, Volume 6, Issue 2, pp 372-380

Developing novel antiepileptic drugs: Characterization of NAX 5055, a systemically-active galanin analog, in epilepsy models

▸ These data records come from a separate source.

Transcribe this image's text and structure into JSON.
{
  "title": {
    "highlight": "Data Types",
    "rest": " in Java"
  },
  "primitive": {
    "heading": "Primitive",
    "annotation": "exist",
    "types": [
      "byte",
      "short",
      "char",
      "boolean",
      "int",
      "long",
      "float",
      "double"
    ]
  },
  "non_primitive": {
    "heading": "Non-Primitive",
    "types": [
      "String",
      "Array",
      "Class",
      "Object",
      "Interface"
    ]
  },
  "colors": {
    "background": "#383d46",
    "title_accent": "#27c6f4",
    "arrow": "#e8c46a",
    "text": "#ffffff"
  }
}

The endogenous neuropeptide galanin and its associated receptors galanin receptor 1 and galanin receptor 2 are highly localized in brain limbic structures and play an important role in the control of seizures in animal epilepsy models. As such, galanin receptors provide an attractive target for the development of novel anticonvulsant drugs. Our efforts to engineer galanin analogs that can penetrate the blood-brain-barrier and suppress seizures, yielded NAX 5055 (Gal-B2), a systemically-active analog that maintains low nanomolar affinity for galanin receptors and displays a potent anticonvulsant activity. In this report, we show that NAX 5055 is active in three models of epilepsy: 1) the Frings audiogenic seizure-susceptible mouse, 2) the mouse corneal kindling model of partial epilepsy, and 3) the 6 Hz model of pharmacoresistant epilepsy. NAX 5055 was not active in the traditional maximal electroshock and subcutaneous pentylenetetrazol seizure models. Unlike most antiepileptic drugs, NAX 5055 showed high potency in the 6 Hz model of epilepsy across all three different stimulation currents; i.e., 22, 32 and 44 mA, suggesting a potential use in the treatment of pharmacoresistant epilepsy. Furthermore, NAX 5055 was found to be biologically active after intravenous, intraperitoneal, and subcutaneous administration, and efficacy was associated with a linear pharmacokinetic profile. The results of the present investigation suggest that NAX 5055 is a first-in-class neurotherapeutic for the treatment of epilepsy in patients refractory to currently approved antiepileptic drugs.